Uncovering Gifted Diverse Learners
Overcoming the Ability vs. Achievement Gap
Poor Charlie Brown.
Sometimes pessimistic, and occasionally optimistic despite the odds, Charlie Brown can never quite seem to get ahead in life. That is probably why so many children (and adults), over the years, have related to him so well. Every time Lucy takes the football away at the last minute or the baseball team loses again, we all inwardly groan with ol’ Charlie Brown.
Failure is no fun.
However, it is true that failure or difficulty is common to all of us, and the moments of true success and breakthroughs only come after a lot of hard work. Charlie Brown may experience many perceived failures, but his perennial popularity is the result of his resiliency.
He just keeps forging ahead.
How can we help diverse learners in G/T classes forge ahead and bridge the gap between ability (potential) and their achievement?
In the 1-hour course, “Uncovering Gifted Diverse Learners,” Karen Zeske, Ph.D. outlines the best practices of successful programs and gives suggestions on how to help high-ability students from diverse populations perform to their potential.
Dr. Zeske is a gifted and advanced academics coordinator in Irving ISD and has been serving gifted learners since 2000. She recently completed her doctoral studies at the University of North Texas. Dr. Zeske’s research interests include gifted advocacy and gifted education of historically underrepresented populations. She is the past chair of the Leadership Division for the Texas Association for the Gifted & Talented (TAGT).
Can Achievement Fall Behind Ability?
For G/T students, dealing with the Charlie Brown syndrome is a serious issue. Researchers are finding that achievement in G/T students is stagnating as they get older. Furthermore, statistics show that low-income, high-achieving students in the first grade fall behind their high-income, high-achieving classmates by the time they reach fifth grade.
Many high-ability students also enter gifted programs late, maybe in third or fourth grade, and need to catch up to their peers. All these factors mean we have a classrooms full of diverse learners, even within G/T programs.
In all of these cases, students are not performing up to their full potential. Dr. Zeske emphasizes that strategies are not enough. We must also help change our beliefs and attitudes.
- Emphasize strengths rather than weaknesses
- Consider differences rather than deficits
- See possibilities as opposed to limitations
- Seek solutions, not obstacles
Best Practices of the Best Programs
Successful programs for diverse learners address the needs of low performing students without over-burdening them with repetition or unnecessary tasks. Dr. Zeske points out that specific academic needs must be addressed. However, students do not need to make up all of the work that has been missed.
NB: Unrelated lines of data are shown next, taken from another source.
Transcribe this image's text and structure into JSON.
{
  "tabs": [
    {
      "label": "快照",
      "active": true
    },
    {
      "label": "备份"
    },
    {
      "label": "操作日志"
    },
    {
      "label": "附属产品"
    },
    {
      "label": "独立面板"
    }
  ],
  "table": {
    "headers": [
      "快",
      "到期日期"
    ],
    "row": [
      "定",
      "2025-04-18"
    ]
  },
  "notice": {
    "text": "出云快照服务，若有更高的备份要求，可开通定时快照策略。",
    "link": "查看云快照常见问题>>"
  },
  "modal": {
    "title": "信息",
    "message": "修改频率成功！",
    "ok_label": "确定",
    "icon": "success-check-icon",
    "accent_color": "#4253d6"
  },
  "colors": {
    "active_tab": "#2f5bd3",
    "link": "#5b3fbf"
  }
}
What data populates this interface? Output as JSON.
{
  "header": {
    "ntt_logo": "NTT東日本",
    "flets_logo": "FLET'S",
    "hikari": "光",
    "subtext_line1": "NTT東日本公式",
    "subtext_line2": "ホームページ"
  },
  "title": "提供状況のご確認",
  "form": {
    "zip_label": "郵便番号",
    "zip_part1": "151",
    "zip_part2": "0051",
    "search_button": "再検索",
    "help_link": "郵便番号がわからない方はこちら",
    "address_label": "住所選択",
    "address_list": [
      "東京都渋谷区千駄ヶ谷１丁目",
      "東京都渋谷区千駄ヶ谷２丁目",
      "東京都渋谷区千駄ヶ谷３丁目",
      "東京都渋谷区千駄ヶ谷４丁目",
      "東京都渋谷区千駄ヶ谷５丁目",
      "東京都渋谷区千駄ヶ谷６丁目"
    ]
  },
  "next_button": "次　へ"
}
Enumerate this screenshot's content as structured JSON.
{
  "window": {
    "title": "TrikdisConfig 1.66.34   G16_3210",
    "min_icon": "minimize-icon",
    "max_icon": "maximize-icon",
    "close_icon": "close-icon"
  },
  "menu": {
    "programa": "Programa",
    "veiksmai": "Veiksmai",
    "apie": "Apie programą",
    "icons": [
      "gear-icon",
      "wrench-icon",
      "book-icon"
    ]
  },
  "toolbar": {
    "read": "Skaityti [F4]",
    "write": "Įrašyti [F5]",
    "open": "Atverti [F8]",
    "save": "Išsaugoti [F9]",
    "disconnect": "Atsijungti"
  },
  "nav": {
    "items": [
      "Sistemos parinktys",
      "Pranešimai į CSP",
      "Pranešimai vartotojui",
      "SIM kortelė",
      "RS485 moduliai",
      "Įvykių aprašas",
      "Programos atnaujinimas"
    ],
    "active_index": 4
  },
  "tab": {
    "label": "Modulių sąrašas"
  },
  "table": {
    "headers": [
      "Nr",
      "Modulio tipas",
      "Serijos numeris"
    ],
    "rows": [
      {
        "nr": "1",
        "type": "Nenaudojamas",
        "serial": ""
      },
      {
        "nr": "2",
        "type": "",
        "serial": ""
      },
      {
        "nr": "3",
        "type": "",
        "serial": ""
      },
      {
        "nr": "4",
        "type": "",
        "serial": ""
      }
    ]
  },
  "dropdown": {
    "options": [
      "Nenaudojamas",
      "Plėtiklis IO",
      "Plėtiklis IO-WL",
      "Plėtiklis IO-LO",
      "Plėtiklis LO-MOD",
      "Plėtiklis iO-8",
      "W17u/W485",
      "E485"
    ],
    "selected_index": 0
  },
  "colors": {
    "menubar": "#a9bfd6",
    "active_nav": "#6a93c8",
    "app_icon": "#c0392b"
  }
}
The focus should be on specific skill development.
To address the special needs of low-income students, programs need to be designed with extra support as students transition from grades five to six and eight to nine. In addition, high-powered and enriched curriculum and scaffolding for advanced thinking and questioning (rather than remediation) is successful in raising the academic achievement of learners with varying ability and SES levels.
Skills for Success
Dr. Zeske describes skills and characteristics that set up students for success. She focuses on executive skills and functions that successful students use, such as:
- Having confidence
- Informing teachers if they have a problem
- Being flexible
- Using their influence in a positive way, and
- Surrounding themselves with positive peer groups
Motivation is another key factor in student success. Dr. Zeske provides you with teaching styles that motivate students along with an evaluation tool to measure success.
Just like good ol’ Charlie Brown, our diverse learners, whether they are late comers to a program or students from a low-income population, can learn resiliency. Click the link below to explore “Uncovering Gifted Diverse Learners,” and help your diverse learners stay on track today!
Delivering Quality Training – No Matter Where You Are
Did you know that this course is mobile ready? That means you can complete the course on your smartphone, tablet, laptop, desktop computer, or any other mobile device!